The shoot, as Levine recalls, was particularly intense, and the photograph it produced (itself unique for a “portrait”) provocatively walks the tightrope between artistry and technique. “In some ways, I suppose you could technically call this a ‘bad’ photograph, in that her eyes are closed,” Levine concedes, “but this is one of those cases where I feel the intimacy and the emotion of the moment transcend any technical considerations.” Although it has been several years since Levine has dedicated herself exclusively to the kind of photography exemplified in this particular shot, she still finds herself looking at things from a photographer’s perspective—“Once a photographer, always a photographer,” she says.

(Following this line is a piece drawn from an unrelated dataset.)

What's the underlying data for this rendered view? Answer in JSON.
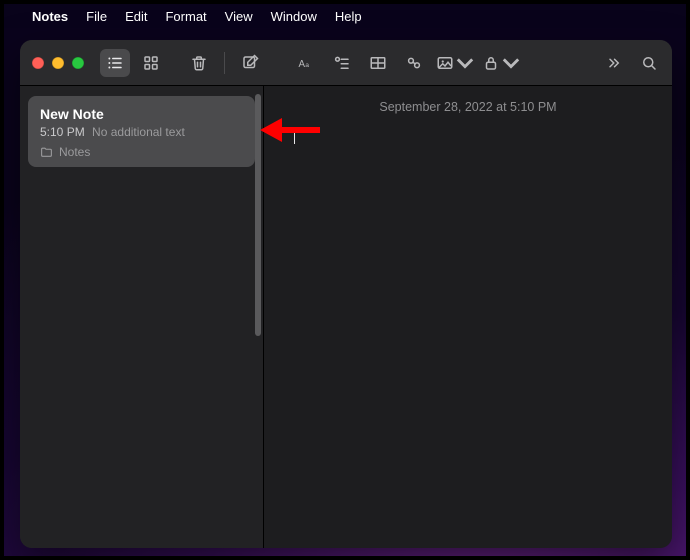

This image will be among several dozen of Levine’s photographs on view this month at “Backstage Pass: Rock & Roll Photography” at the Portland Museum of Art in Maine. The exhibition, drawn from the largest private collection of photographs of rock musicians in the country, opens on January 22 and runs through March 22. Additionally, Levine contributed an essay to the accompanying exhibition catalogue, to be published by Yale University Press, and her work will be included in an exhibition at the Brooklyn Museum in October, entitled “Who Shot Rock: Photographers of Rock and Roll.” Portfolio: www.lauralevine.com.